SOURCE MATERIAL |
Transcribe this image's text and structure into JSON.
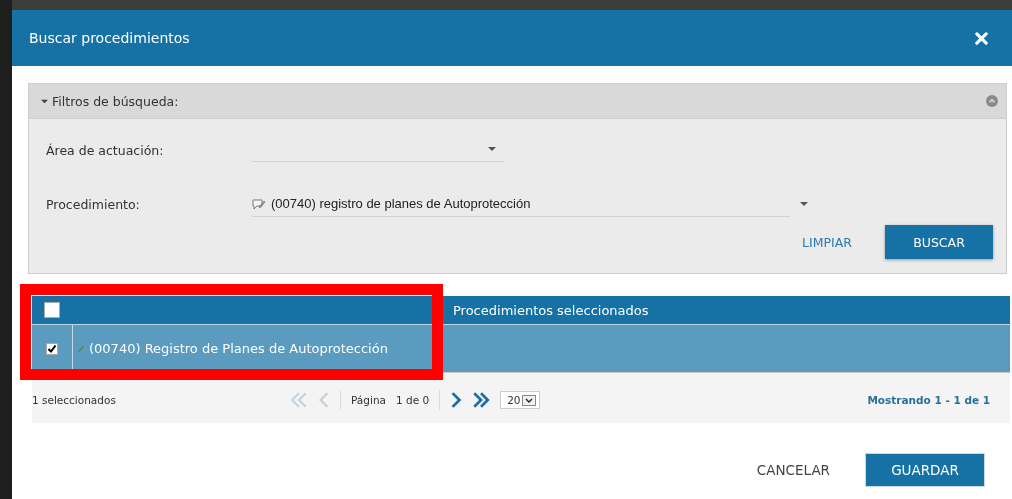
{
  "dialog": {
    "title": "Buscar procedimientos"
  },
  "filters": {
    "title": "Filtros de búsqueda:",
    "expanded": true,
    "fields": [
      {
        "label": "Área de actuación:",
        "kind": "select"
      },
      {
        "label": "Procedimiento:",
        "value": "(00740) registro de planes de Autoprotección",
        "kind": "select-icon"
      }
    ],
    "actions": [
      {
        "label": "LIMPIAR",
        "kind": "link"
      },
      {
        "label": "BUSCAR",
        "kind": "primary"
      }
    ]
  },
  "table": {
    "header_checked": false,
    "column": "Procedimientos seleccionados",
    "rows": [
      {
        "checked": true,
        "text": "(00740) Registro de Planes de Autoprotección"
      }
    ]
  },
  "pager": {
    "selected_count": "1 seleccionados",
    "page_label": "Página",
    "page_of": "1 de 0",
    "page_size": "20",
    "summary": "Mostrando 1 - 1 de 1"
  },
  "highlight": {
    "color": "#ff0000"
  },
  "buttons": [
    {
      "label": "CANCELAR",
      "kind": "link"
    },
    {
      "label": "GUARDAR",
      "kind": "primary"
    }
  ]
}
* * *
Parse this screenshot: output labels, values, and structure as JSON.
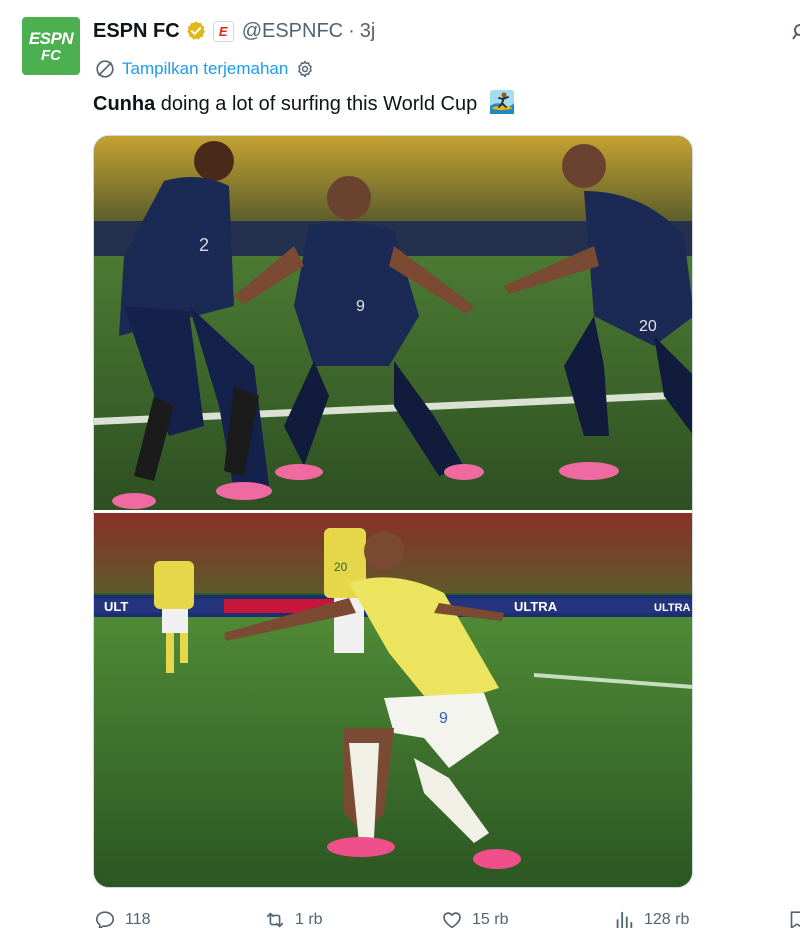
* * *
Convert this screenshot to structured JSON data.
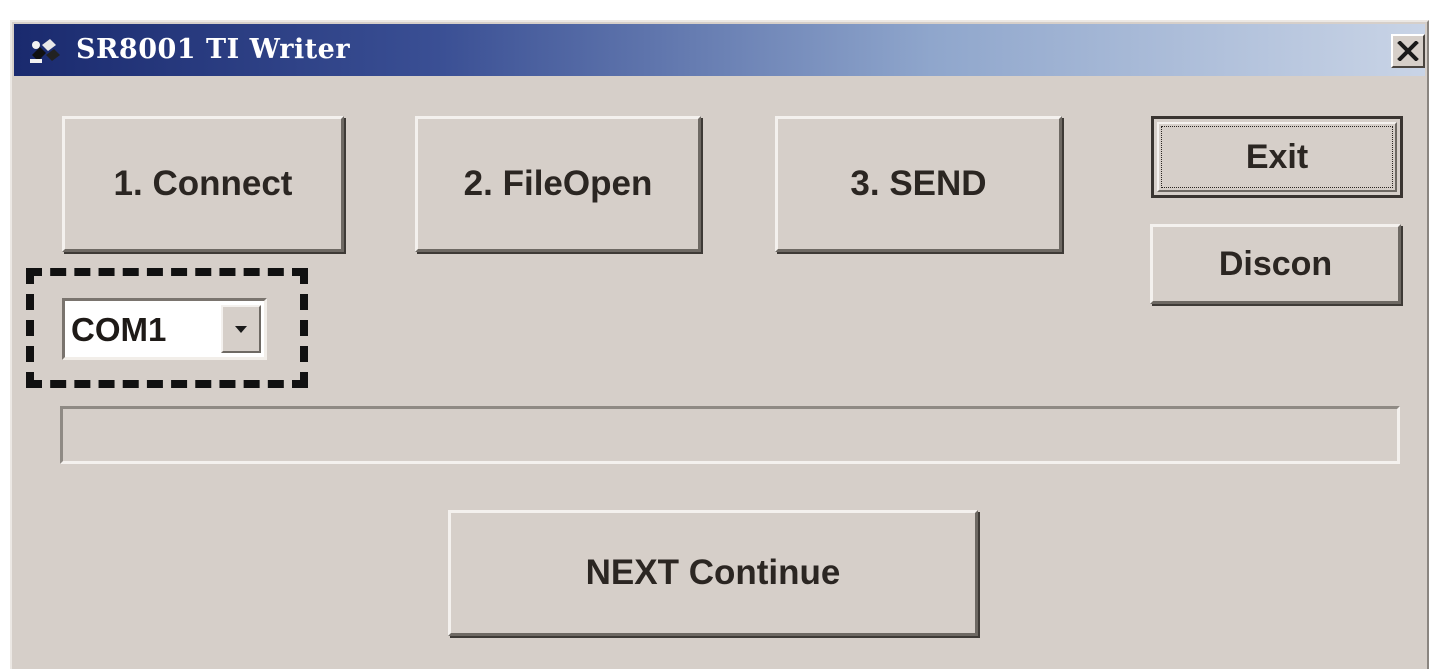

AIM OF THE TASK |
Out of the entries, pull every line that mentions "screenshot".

RESPONSE BOX |
Parse this screenshot: output labels, values, and structure as JSON.
Convert this screenshot to structured JSON data.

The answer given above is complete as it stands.